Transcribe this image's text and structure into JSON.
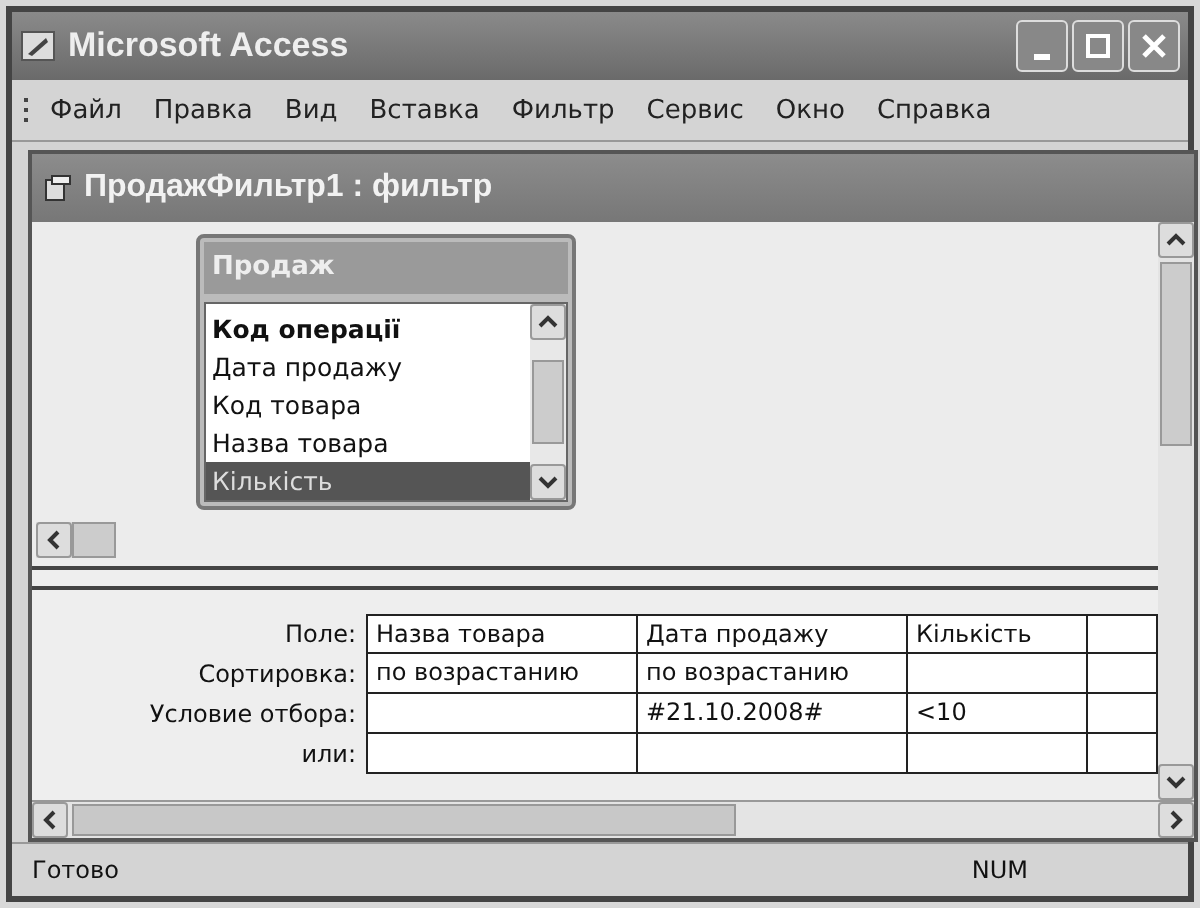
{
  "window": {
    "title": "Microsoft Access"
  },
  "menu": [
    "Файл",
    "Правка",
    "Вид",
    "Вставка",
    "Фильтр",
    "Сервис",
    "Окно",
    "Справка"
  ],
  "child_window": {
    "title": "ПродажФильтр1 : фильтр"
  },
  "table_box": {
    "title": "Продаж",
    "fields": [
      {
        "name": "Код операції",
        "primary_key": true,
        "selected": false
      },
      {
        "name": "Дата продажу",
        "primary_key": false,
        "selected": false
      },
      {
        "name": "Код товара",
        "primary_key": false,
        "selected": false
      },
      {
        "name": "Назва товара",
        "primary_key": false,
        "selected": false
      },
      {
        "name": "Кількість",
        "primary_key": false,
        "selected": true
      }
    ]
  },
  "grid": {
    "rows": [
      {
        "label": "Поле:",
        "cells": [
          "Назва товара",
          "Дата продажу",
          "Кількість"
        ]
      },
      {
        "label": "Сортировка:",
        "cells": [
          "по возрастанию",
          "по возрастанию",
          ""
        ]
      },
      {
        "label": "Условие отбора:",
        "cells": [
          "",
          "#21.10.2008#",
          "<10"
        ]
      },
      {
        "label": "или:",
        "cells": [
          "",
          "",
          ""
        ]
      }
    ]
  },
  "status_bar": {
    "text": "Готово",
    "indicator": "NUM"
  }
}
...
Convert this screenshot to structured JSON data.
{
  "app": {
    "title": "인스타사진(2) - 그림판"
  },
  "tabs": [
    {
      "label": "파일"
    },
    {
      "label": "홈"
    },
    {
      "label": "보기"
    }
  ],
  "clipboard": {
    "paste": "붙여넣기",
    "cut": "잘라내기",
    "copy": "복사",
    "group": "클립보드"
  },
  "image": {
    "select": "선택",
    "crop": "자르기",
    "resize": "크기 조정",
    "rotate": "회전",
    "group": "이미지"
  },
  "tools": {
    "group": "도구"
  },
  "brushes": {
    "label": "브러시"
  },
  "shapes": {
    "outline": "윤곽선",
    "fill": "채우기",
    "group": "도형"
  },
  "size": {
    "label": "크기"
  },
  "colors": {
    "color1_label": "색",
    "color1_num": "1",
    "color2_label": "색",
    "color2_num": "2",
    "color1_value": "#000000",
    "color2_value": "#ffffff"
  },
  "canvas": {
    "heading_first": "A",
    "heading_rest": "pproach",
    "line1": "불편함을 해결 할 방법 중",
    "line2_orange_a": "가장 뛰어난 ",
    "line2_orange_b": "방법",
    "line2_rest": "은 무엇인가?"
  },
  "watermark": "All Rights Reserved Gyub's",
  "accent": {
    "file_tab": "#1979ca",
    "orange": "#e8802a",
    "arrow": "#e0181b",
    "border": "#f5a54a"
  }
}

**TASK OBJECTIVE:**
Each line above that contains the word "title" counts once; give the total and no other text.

**WRITTEN RESPONSE:**
4